> _WHAT YOU HAVE TO DO_
The records below must be retyped exactly.

> _RECORD EXCERPTS_
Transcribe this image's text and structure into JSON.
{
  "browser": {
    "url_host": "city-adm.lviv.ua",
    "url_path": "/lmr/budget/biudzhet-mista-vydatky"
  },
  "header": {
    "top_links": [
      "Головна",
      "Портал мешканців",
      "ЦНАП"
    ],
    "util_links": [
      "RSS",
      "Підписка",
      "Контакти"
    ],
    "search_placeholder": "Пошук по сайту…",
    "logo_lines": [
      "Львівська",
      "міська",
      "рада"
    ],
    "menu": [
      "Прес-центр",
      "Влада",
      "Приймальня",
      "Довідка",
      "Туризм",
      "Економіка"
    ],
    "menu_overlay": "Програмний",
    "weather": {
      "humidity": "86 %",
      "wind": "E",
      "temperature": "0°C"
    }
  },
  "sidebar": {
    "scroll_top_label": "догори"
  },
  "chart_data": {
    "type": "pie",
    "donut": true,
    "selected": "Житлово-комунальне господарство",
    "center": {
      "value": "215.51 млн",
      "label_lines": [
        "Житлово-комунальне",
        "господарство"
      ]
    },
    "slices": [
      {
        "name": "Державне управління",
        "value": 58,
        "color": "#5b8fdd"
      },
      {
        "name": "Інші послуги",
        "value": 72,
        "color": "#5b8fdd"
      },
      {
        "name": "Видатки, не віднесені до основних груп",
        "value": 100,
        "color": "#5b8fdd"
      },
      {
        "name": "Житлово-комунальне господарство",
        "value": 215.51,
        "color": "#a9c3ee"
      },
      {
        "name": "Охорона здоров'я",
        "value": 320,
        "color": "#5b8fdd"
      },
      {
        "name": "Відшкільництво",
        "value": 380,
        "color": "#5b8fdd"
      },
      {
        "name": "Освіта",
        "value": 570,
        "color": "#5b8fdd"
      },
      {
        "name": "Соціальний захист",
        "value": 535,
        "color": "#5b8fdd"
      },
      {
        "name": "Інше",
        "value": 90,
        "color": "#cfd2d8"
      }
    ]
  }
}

> _SOLUTION TO THIS TASK_
Transcribe this image's text and structure into JSON.
{
  "browser": {
    "url_host": "city-adm.lviv.ua",
    "url_path": "/lmr/budget/biudzhet-mista-vydatky"
  },
  "header": {
    "top_links": [
      "Головна",
      "Портал мешканців",
      "ЦНАП"
    ],
    "util_links": [
      "RSS",
      "Підписка",
      "Контакти"
    ],
    "search_placeholder": "Пошук по сайту…",
    "logo_lines": [
      "Львівська",
      "міська",
      "рада"
    ],
    "menu": [
      "Прес-центр",
      "Влада",
      "Приймальня",
      "Довідка",
      "Туризм",
      "Економіка"
    ],
    "menu_overlay": "Програмний",
    "weather": {
      "humidity": "86 %",
      "wind": "E",
      "temperature": "0°C"
    }
  },
  "sidebar": {
    "scroll_top_label": "догори"
  },
  "chart_data": {
    "type": "pie",
    "donut": true,
    "selected": "Житлово-комунальне господарство",
    "center": {
      "value": "215.51 млн",
      "label_lines": [
        "Житлово-комунальне",
        "господарство"
      ]
    },
    "slices": [
      {
        "name": "Державне управління",
        "value": 58,
        "color": "#5b8fdd"
      },
      {
        "name": "Інші послуги",
        "value": 72,
        "color": "#5b8fdd"
      },
      {
        "name": "Видатки, не віднесені до основних груп",
        "value": 100,
        "color": "#5b8fdd"
      },
      {
        "name": "Житлово-комунальне господарство",
        "value": 215.51,
        "color": "#a9c3ee"
      },
      {
        "name": "Охорона здоров'я",
        "value": 320,
        "color": "#5b8fdd"
      },
      {
        "name": "Відшкільництво",
        "value": 380,
        "color": "#5b8fdd"
      },
      {
        "name": "Освіта",
        "value": 570,
        "color": "#5b8fdd"
      },
      {
        "name": "Соціальний захист",
        "value": 535,
        "color": "#5b8fdd"
      },
      {
        "name": "Інше",
        "value": 90,
        "color": "#cfd2d8"
      }
    ]
  }
}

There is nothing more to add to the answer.